Ray Yoshida (1930–2009), painter and collagist at the forefront of the oddball Chicago Imagist movement, was an alum (BFA 1953) and influential instructor at SAIC for nearly four decades, from 1959 to 2005.
Yoshida first gained attention for his series of collages that combined small cut images found in comics and folklore with his own peculiar wit through meticulous assemblage into clean grid–like compositions. As he matured as an artist, Yoshida added painting to his repertoire, often depicting distorted and stylized, sometimes psychedelic, figures in varying situations or landscapes. In the 1990s, he returned to his collages. Whatever the medium, Yoshida was consistently praised for his emotive and inventive use of color and humor.
Yoshida studied art at the University of Hawaii in his home state, but before he could graduate he was drafted into the Korean War. After his service he moved to Chicago (where his sister lived), resumed his studies, and graduated from SAIC before going on to receive an MFA from Syracuse University. One year later, he returned to SAIC as a teacher where he remained until 2005.
By all accounts a witty, mysterious, and excellent instructor, Yoshida taught and mentored an impressive bill of students over the decades, perhaps most notably those who made up the surreal Chicago Imagist school, including Jim Nutt, Roger Brown, Ed Paschke, and Christina Ramberg, among many others. Many of his students who found great success as artists dedicated their work to him and even named paintings after him.
Throughout his career, Yoshida showed his work nationally at prestigious institutions and he continues to be honored with retrospectives, including the Touch and Go: Ray Yoshida and his Spheres of Influence at SAIC’s Sullivan Galleries in 2010–11. He was regularly featured at the Phyllis Kind Gallery, Museum of Contemporary Art, Chicago, and the Art Institute of Chicago, and his work can still be found in their collections, as well as in those of the Hawaii State Art Museum and the National Museum of American Art in Washington.
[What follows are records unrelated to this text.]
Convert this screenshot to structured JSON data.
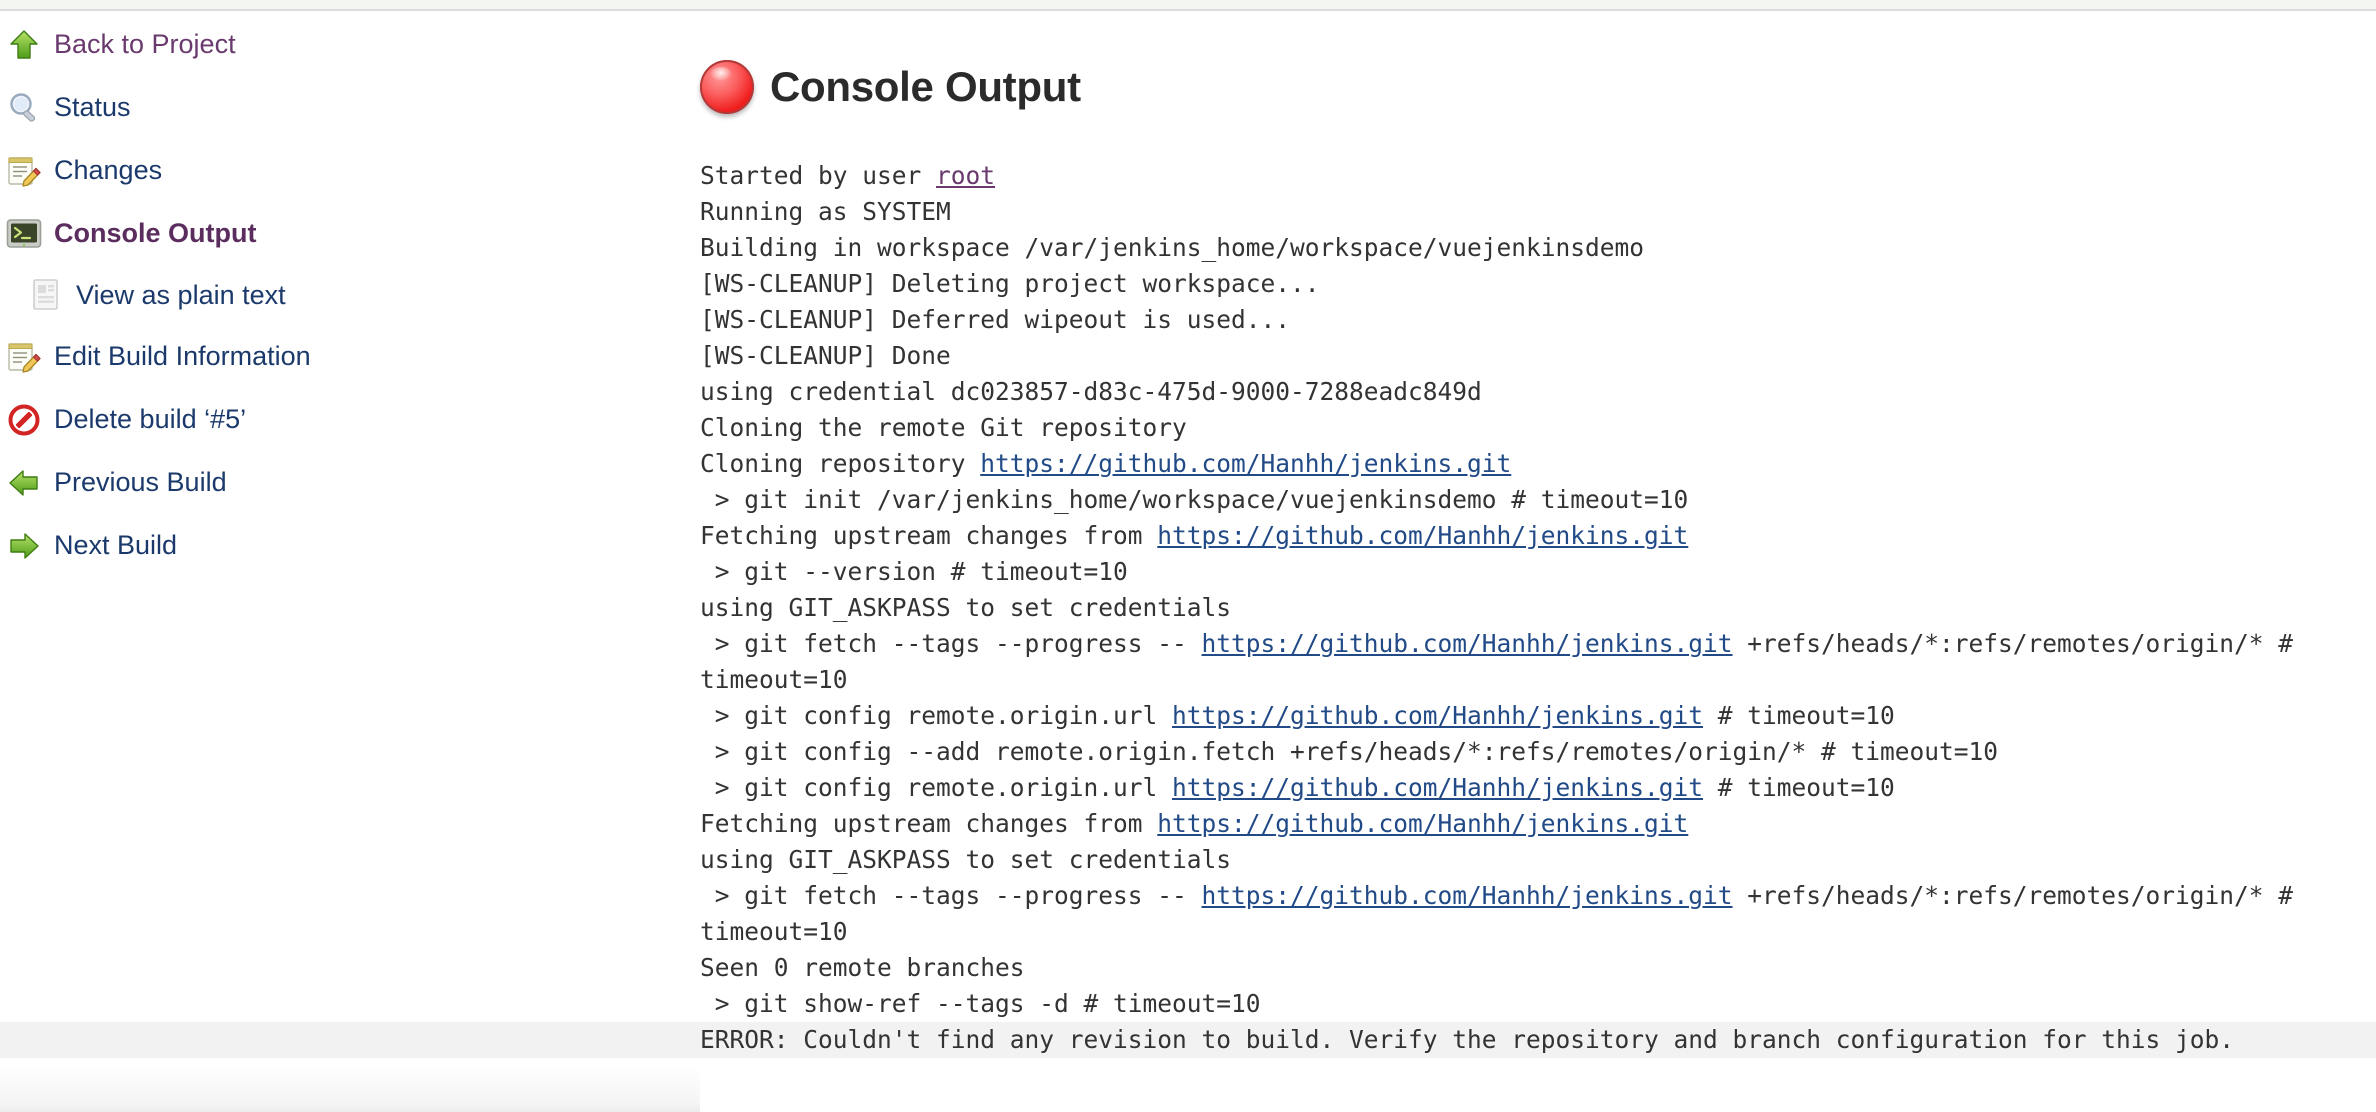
{
  "sidebar": {
    "items": [
      {
        "icon": "arrow-up-icon",
        "label": "Back to Project",
        "state": "visited",
        "indent": false
      },
      {
        "icon": "search-icon",
        "label": "Status",
        "state": "link",
        "indent": false
      },
      {
        "icon": "notepad-edit-icon",
        "label": "Changes",
        "state": "link",
        "indent": false
      },
      {
        "icon": "terminal-icon",
        "label": "Console Output",
        "state": "current",
        "indent": false
      },
      {
        "icon": "document-icon",
        "label": "View as plain text",
        "state": "link",
        "indent": true
      },
      {
        "icon": "notepad-edit-icon",
        "label": "Edit Build Information",
        "state": "link",
        "indent": false
      },
      {
        "icon": "no-entry-icon",
        "label": "Delete build ‘#5’",
        "state": "link",
        "indent": false
      },
      {
        "icon": "arrow-left-icon",
        "label": "Previous Build",
        "state": "link",
        "indent": false
      },
      {
        "icon": "arrow-right-icon",
        "label": "Next Build",
        "state": "link",
        "indent": false
      }
    ]
  },
  "main": {
    "status_icon": "red-ball-failed-icon",
    "title": "Console Output"
  },
  "console": {
    "lines": [
      {
        "id": "l01",
        "segments": [
          {
            "t": "Started by user "
          },
          {
            "t": "root",
            "link": true,
            "visited": true
          }
        ]
      },
      {
        "id": "l02",
        "segments": [
          {
            "t": "Running as SYSTEM"
          }
        ]
      },
      {
        "id": "l03",
        "segments": [
          {
            "t": "Building in workspace /var/jenkins_home/workspace/vuejenkinsdemo"
          }
        ]
      },
      {
        "id": "l04",
        "segments": [
          {
            "t": "[WS-CLEANUP] Deleting project workspace..."
          }
        ]
      },
      {
        "id": "l05",
        "segments": [
          {
            "t": "[WS-CLEANUP] Deferred wipeout is used..."
          }
        ]
      },
      {
        "id": "l06",
        "segments": [
          {
            "t": "[WS-CLEANUP] Done"
          }
        ]
      },
      {
        "id": "l07",
        "segments": [
          {
            "t": "using credential dc023857-d83c-475d-9000-7288eadc849d"
          }
        ]
      },
      {
        "id": "l08",
        "segments": [
          {
            "t": "Cloning the remote Git repository"
          }
        ]
      },
      {
        "id": "l09",
        "segments": [
          {
            "t": "Cloning repository "
          },
          {
            "t": "https://github.com/Hanhh/jenkins.git",
            "link": true
          }
        ]
      },
      {
        "id": "l10",
        "segments": [
          {
            "t": " > git init /var/jenkins_home/workspace/vuejenkinsdemo # timeout=10"
          }
        ]
      },
      {
        "id": "l11",
        "segments": [
          {
            "t": "Fetching upstream changes from "
          },
          {
            "t": "https://github.com/Hanhh/jenkins.git",
            "link": true
          }
        ]
      },
      {
        "id": "l12",
        "segments": [
          {
            "t": " > git --version # timeout=10"
          }
        ]
      },
      {
        "id": "l13",
        "segments": [
          {
            "t": "using GIT_ASKPASS to set credentials"
          }
        ]
      },
      {
        "id": "l14",
        "segments": [
          {
            "t": " > git fetch --tags --progress -- "
          },
          {
            "t": "https://github.com/Hanhh/jenkins.git",
            "link": true
          },
          {
            "t": " +refs/heads/*:refs/remotes/origin/* #"
          }
        ]
      },
      {
        "id": "l15",
        "segments": [
          {
            "t": "timeout=10"
          }
        ]
      },
      {
        "id": "l16",
        "segments": [
          {
            "t": " > git config remote.origin.url "
          },
          {
            "t": "https://github.com/Hanhh/jenkins.git",
            "link": true
          },
          {
            "t": " # timeout=10"
          }
        ]
      },
      {
        "id": "l17",
        "segments": [
          {
            "t": " > git config --add remote.origin.fetch +refs/heads/*:refs/remotes/origin/* # timeout=10"
          }
        ]
      },
      {
        "id": "l18",
        "segments": [
          {
            "t": " > git config remote.origin.url "
          },
          {
            "t": "https://github.com/Hanhh/jenkins.git",
            "link": true
          },
          {
            "t": " # timeout=10"
          }
        ]
      },
      {
        "id": "l19",
        "segments": [
          {
            "t": "Fetching upstream changes from "
          },
          {
            "t": "https://github.com/Hanhh/jenkins.git",
            "link": true
          }
        ]
      },
      {
        "id": "l20",
        "segments": [
          {
            "t": "using GIT_ASKPASS to set credentials"
          }
        ]
      },
      {
        "id": "l21",
        "segments": [
          {
            "t": " > git fetch --tags --progress -- "
          },
          {
            "t": "https://github.com/Hanhh/jenkins.git",
            "link": true
          },
          {
            "t": " +refs/heads/*:refs/remotes/origin/* #"
          }
        ]
      },
      {
        "id": "l22",
        "segments": [
          {
            "t": "timeout=10"
          }
        ]
      },
      {
        "id": "l23",
        "segments": [
          {
            "t": "Seen 0 remote branches"
          }
        ]
      },
      {
        "id": "l24",
        "segments": [
          {
            "t": " > git show-ref --tags -d # timeout=10"
          }
        ]
      },
      {
        "id": "l25",
        "error": true,
        "segments": [
          {
            "t": "ERROR: Couldn't find any revision to build. Verify the repository and branch configuration for this job."
          }
        ]
      }
    ]
  },
  "colors": {
    "link": "#214a87",
    "visited_link": "#6a3a6e",
    "current_item": "#5b2d5e",
    "status_failed": "#f02020",
    "error_row_bg": "#f2f2f2"
  }
}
John Corbett, SAIC faculty, curator, and cofounder of Corbett vs. Dempsey gallery, notes in the catalogue for Tough and Go, “Ray Yoshida’s career is an integral storyline in Chicago art. Yoshida was encouraged by his professors to ‘do his own thing,’ to search for what it was that made him tick, rather than follow the path of a movement or group. In turn, that’s how Yoshida advised his pupils. This is a classic part of the Chicago sensibility: to push yourself and develop your own unique identity. Although the Imagists—many of whom studied with Yoshida—were exhibited as groups such as The Hairy Who?, The False Image, and The Non-Plussed Some, they were composed of fiercely individualistic artists. This is part of Yoshida’s legacy and an aspect that the show seeks to convey.”